First of all, there are two types of marriage divorce ? absolute and limited. An absolute divorce, (also called a "divorce a vinculo matrimonii") is a judicial termination of a marriage based on marital misconduct, or other statutory cause arising after the marriage ceremony. As a result of an absolute divorce, both parties' status becomes single again.
The consequences of a limited divorce, in other words "divorce a mensa et thoro", or marriage separation vary from state to state. Typically, a limited divorce is commonly referred to as a marriage separation decree; the right to cohabitation is terminated but the marriage is undissolved, and the status of the parties is not altered. So decide what type of marriage divorce suits best your needs.
Secondly, divorce needs time, some cases seem to last forever. So it is very important to protect yourself and have all the necessary issues, settled between you and your spouse, agreed to in writing. The best way to follow during this indefinite period of time is to issue a Marital Separation and Settlement Agreement, which will solve such issues as property and debt division, spousal support, child custody, visitation, child support, insurance coverage. An agreement typically consists of over 30 essential issues. It must be in writing, signed by husband and wife, and notarized. Some people choose to draft an agreement by themselves, but it is better to have it done by an experienced attorney. Frequently, people who draft these agreements on their own, without an attorney, neglect to divide assets, such as pension benefits or make other costly mistakes. You should evaluate the cost of the attorney against the cost of making a mistake in the agreement and determine whether you should have an attorney do the work for you. Please keep in mind that drafting a Marital Separation & Property Settlement Agreement does not mean you must get a divorce.
The next thing you should bear in mind about divorce is what way to choose for getting a marriage divorce: settlement or trial. In most states, if the case is settled, the parties generally agree that the divorce will be awarded on grounds of irreconcilable differences. Even if there is an agreement, most states have a waiting period. If the parties cannot agree on the settlement, there will be a trial.
Moreover, there is a range of professional help in a divorce. You may follow one of the ways listed below.
Mediation. The mediator is a trained neutral (usually a lawyer, mental health professional, or accountant), who helps the spouses negotiate an agreement directly between themselves, usually without built-in attorney participation. Independent attorneys advise each spouse, outside the mediation process.
"Unbundling". The spouses, together or separately, act in effect as "general contractors," handling some parts of the divorce "in propria persona," bringing in lawyers, mediators, accountants, and other professional advisors, only when needed.

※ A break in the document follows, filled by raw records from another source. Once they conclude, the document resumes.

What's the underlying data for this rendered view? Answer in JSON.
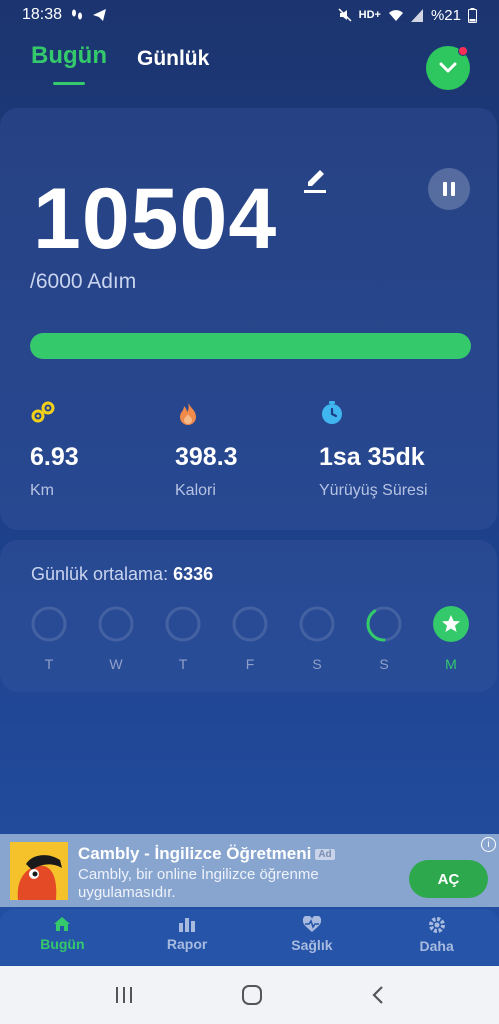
{
  "status_bar": {
    "time": "18:38",
    "network": "HD+",
    "battery": "%21"
  },
  "tabs": [
    {
      "label": "Bugün",
      "active": true
    },
    {
      "label": "Günlük",
      "active": false
    }
  ],
  "today": {
    "steps": "10504",
    "goal_text": "/6000 Adım",
    "progress": 1.0,
    "stats": [
      {
        "value": "6.93",
        "label": "Km",
        "icon": "distance-icon",
        "color": "#f2d11b"
      },
      {
        "value": "398.3",
        "label": "Kalori",
        "icon": "flame-icon",
        "color": "#f08a4b"
      },
      {
        "value": "1sa 35dk",
        "label": "Yürüyüş Süresi",
        "icon": "timer-icon",
        "color": "#3fb6ef"
      }
    ]
  },
  "weekly": {
    "avg_label": "Günlük ortalama:",
    "avg_value": "6336",
    "days": [
      {
        "label": "T",
        "fraction": 0
      },
      {
        "label": "W",
        "fraction": 0
      },
      {
        "label": "T",
        "fraction": 0
      },
      {
        "label": "F",
        "fraction": 0
      },
      {
        "label": "S",
        "fraction": 0
      },
      {
        "label": "S",
        "fraction": 0.4
      },
      {
        "label": "M",
        "fraction": 1,
        "goal_reached": true
      }
    ]
  },
  "ad": {
    "title": "Cambly - İngilizce Öğretmeni",
    "badge": "Ad",
    "description": "Cambly, bir online İngilizce öğrenme uygulamasıdır.",
    "cta": "AÇ",
    "info": "i"
  },
  "bottom_nav": [
    {
      "label": "Bugün",
      "icon": "home-icon",
      "active": true
    },
    {
      "label": "Rapor",
      "icon": "bar-chart-icon",
      "active": false
    },
    {
      "label": "Sağlık",
      "icon": "heart-pulse-icon",
      "active": false
    },
    {
      "label": "Daha",
      "icon": "gear-icon",
      "active": false
    }
  ],
  "colors": {
    "accent": "#34c96b",
    "background": "#1d3e86"
  }
}
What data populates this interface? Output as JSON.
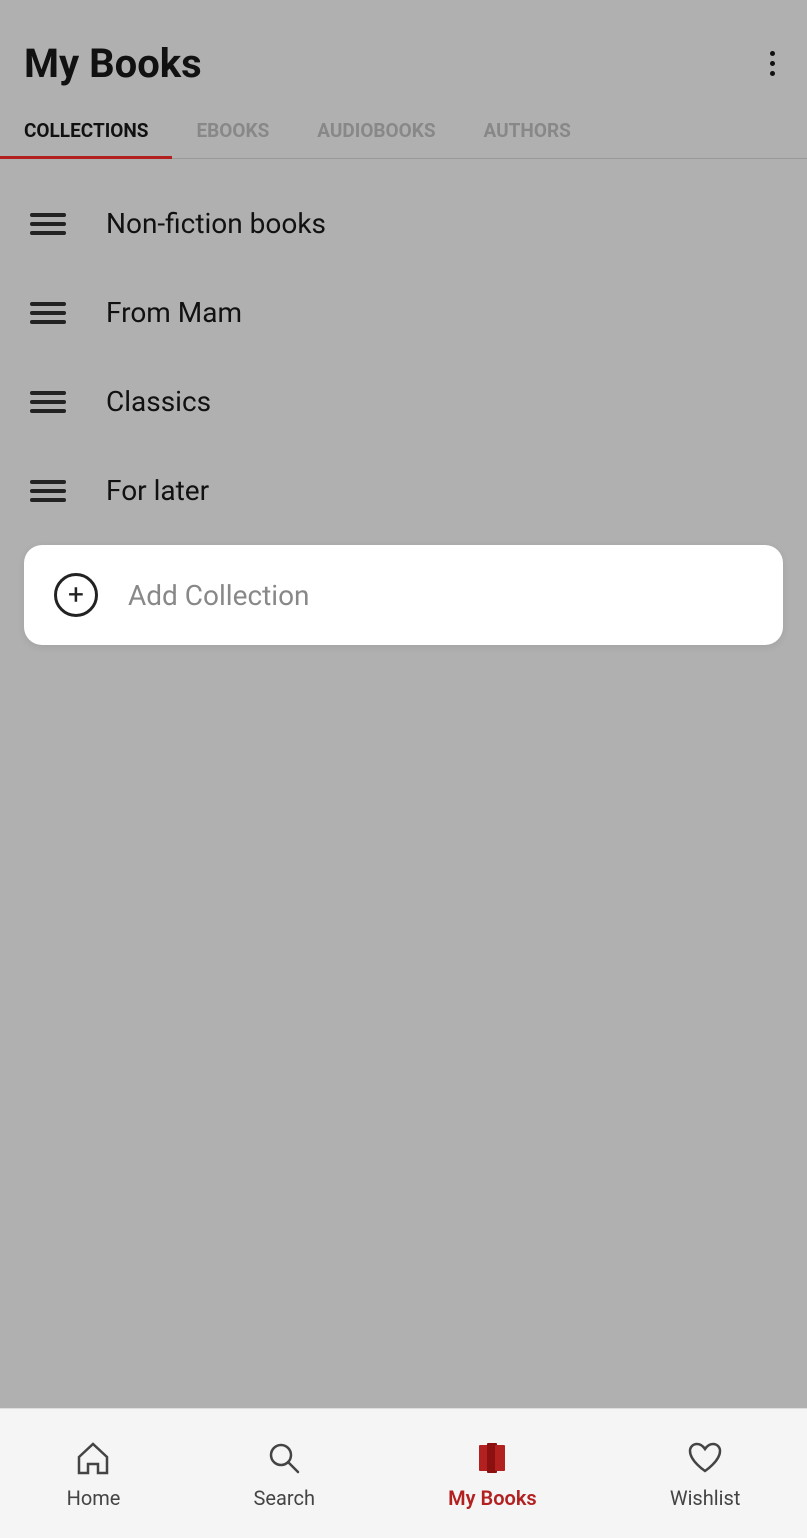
{
  "header": {
    "title": "My Books",
    "menu_icon_label": "more-options"
  },
  "tabs": [
    {
      "label": "COLLECTIONS",
      "active": true
    },
    {
      "label": "EBOOKS",
      "active": false
    },
    {
      "label": "AUDIOBOOKS",
      "active": false
    },
    {
      "label": "AUTHORS",
      "active": false
    }
  ],
  "collections": [
    {
      "name": "Non-fiction books"
    },
    {
      "name": "From Mam"
    },
    {
      "name": "Classics"
    },
    {
      "name": "For later"
    }
  ],
  "add_collection": {
    "label": "Add Collection"
  },
  "bottom_nav": [
    {
      "label": "Home",
      "active": false,
      "icon": "home-icon"
    },
    {
      "label": "Search",
      "active": false,
      "icon": "search-icon"
    },
    {
      "label": "My Books",
      "active": true,
      "icon": "mybooks-icon"
    },
    {
      "label": "Wishlist",
      "active": false,
      "icon": "wishlist-icon"
    }
  ],
  "colors": {
    "active_tab_underline": "#b22020",
    "active_nav_label": "#b22020",
    "background": "#b0b0b0"
  }
}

Collaborative Law. A new, highly-effective process, in which each spouse hires a family lawyer committed to devising creative "win-win" agreements. Binding commitments good-faith negotiating, full disclosure, acknowledgment of the needs of the other party, protection of the children, and avoidance of court proceedings are made by all participants. Other professionals, e.g. accountants, child development specialists, appraisers, etc., are retained jointly and work as neutrals.
Conventional settlement. The traditional process, whereby each spouse selects an attorney who advises, investigates, prepares for trial, and at some point - whether early in the case, or the courthouse steps - brings the case to resolution by settlement. The process can range from amicable to highly adversarial, and can be costly or inexpensive, speedy or slow, depending on both the attorneys and the spouses.
Finally, remember that the result of a divorce will depend upon many factors, including but not limited to the skills of the lawyers, the judge; which party is more angry; what known assets and debts exist; what unknown assets and debt exist; separate property brought into the marriage; the parties' relative earnings; and the education, age, and number of children, as well as their stage of development. There are many other factors, and there are never any guarantees. In most situations, cash will be the most important asset, because most people do little financial planning for divorce.